╭─ EXTRACTED INFORMATION
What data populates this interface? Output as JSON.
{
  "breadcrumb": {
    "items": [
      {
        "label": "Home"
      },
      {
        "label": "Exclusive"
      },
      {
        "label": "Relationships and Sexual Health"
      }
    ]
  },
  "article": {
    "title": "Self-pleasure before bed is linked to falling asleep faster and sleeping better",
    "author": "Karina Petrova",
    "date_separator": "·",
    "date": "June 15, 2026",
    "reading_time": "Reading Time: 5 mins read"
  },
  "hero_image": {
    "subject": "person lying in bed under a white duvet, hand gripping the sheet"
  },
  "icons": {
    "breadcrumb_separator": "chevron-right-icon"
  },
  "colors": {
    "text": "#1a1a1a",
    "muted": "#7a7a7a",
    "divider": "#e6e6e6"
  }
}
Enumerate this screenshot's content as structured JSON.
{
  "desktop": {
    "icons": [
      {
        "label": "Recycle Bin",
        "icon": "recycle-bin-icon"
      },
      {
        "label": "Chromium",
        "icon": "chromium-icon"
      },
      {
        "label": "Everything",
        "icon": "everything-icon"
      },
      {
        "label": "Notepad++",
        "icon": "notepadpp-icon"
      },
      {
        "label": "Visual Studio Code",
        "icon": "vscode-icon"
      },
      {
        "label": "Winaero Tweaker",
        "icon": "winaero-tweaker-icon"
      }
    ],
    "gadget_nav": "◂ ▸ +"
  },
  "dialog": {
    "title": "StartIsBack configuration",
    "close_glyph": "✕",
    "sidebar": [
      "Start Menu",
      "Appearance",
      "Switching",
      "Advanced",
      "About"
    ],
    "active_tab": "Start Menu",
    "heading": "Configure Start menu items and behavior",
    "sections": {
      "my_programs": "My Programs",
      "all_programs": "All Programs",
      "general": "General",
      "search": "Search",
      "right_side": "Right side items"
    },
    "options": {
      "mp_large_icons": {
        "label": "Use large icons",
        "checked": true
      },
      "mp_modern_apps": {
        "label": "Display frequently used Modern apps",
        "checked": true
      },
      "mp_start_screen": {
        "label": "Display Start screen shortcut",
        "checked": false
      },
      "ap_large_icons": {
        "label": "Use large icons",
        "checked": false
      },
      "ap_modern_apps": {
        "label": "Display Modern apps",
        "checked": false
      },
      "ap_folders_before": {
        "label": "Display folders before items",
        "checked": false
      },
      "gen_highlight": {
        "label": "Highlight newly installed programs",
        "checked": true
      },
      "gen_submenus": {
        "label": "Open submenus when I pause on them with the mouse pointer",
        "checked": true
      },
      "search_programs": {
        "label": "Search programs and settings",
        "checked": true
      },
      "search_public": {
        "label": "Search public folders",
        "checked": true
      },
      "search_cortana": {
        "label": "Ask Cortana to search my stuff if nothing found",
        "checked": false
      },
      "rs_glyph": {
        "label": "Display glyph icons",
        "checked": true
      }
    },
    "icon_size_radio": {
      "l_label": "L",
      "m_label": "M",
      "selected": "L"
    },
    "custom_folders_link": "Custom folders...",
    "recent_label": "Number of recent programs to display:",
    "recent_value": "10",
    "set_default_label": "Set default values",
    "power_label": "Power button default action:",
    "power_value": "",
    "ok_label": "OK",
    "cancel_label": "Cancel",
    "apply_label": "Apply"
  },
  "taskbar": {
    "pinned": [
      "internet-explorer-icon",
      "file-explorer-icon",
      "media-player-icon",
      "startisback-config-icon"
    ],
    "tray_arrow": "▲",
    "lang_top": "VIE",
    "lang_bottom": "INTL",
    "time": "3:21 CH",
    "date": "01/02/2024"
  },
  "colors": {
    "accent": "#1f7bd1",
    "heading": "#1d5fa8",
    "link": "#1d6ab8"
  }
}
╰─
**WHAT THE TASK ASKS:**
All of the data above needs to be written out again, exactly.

**COMPLETED EXERCISE:**
What data populates this interface? Output as JSON.
{
  "breadcrumb": {
    "items": [
      {
        "label": "Home"
      },
      {
        "label": "Exclusive"
      },
      {
        "label": "Relationships and Sexual Health"
      }
    ]
  },
  "article": {
    "title": "Self-pleasure before bed is linked to falling asleep faster and sleeping better",
    "author": "Karina Petrova",
    "date_separator": "·",
    "date": "June 15, 2026",
    "reading_time": "Reading Time: 5 mins read"
  },
  "hero_image": {
    "subject": "person lying in bed under a white duvet, hand gripping the sheet"
  },
  "icons": {
    "breadcrumb_separator": "chevron-right-icon"
  },
  "colors": {
    "text": "#1a1a1a",
    "muted": "#7a7a7a",
    "divider": "#e6e6e6"
  }
}
Enumerate this screenshot's content as structured JSON.
{
  "desktop": {
    "icons": [
      {
        "label": "Recycle Bin",
        "icon": "recycle-bin-icon"
      },
      {
        "label": "Chromium",
        "icon": "chromium-icon"
      },
      {
        "label": "Everything",
        "icon": "everything-icon"
      },
      {
        "label": "Notepad++",
        "icon": "notepadpp-icon"
      },
      {
        "label": "Visual Studio Code",
        "icon": "vscode-icon"
      },
      {
        "label": "Winaero Tweaker",
        "icon": "winaero-tweaker-icon"
      }
    ],
    "gadget_nav": "◂ ▸ +"
  },
  "dialog": {
    "title": "StartIsBack configuration",
    "close_glyph": "✕",
    "sidebar": [
      "Start Menu",
      "Appearance",
      "Switching",
      "Advanced",
      "About"
    ],
    "active_tab": "Start Menu",
    "heading": "Configure Start menu items and behavior",
    "sections": {
      "my_programs": "My Programs",
      "all_programs": "All Programs",
      "general": "General",
      "search": "Search",
      "right_side": "Right side items"
    },
    "options": {
      "mp_large_icons": {
        "label": "Use large icons",
        "checked": true
      },
      "mp_modern_apps": {
        "label": "Display frequently used Modern apps",
        "checked": true
      },
      "mp_start_screen": {
        "label": "Display Start screen shortcut",
        "checked": false
      },
      "ap_large_icons": {
        "label": "Use large icons",
        "checked": false
      },
      "ap_modern_apps": {
        "label": "Display Modern apps",
        "checked": false
      },
      "ap_folders_before": {
        "label": "Display folders before items",
        "checked": false
      },
      "gen_highlight": {
        "label": "Highlight newly installed programs",
        "checked": true
      },
      "gen_submenus": {
        "label": "Open submenus when I pause on them with the mouse pointer",
        "checked": true
      },
      "search_programs": {
        "label": "Search programs and settings",
        "checked": true
      },
      "search_public": {
        "label": "Search public folders",
        "checked": true
      },
      "search_cortana": {
        "label": "Ask Cortana to search my stuff if nothing found",
        "checked": false
      },
      "rs_glyph": {
        "label": "Display glyph icons",
        "checked": true
      }
    },
    "icon_size_radio": {
      "l_label": "L",
      "m_label": "M",
      "selected": "L"
    },
    "custom_folders_link": "Custom folders...",
    "recent_label": "Number of recent programs to display:",
    "recent_value": "10",
    "set_default_label": "Set default values",
    "power_label": "Power button default action:",
    "power_value": "",
    "ok_label": "OK",
    "cancel_label": "Cancel",
    "apply_label": "Apply"
  },
  "taskbar": {
    "pinned": [
      "internet-explorer-icon",
      "file-explorer-icon",
      "media-player-icon",
      "startisback-config-icon"
    ],
    "tray_arrow": "▲",
    "lang_top": "VIE",
    "lang_bottom": "INTL",
    "time": "3:21 CH",
    "date": "01/02/2024"
  },
  "colors": {
    "accent": "#1f7bd1",
    "heading": "#1d5fa8",
    "link": "#1d6ab8"
  }
}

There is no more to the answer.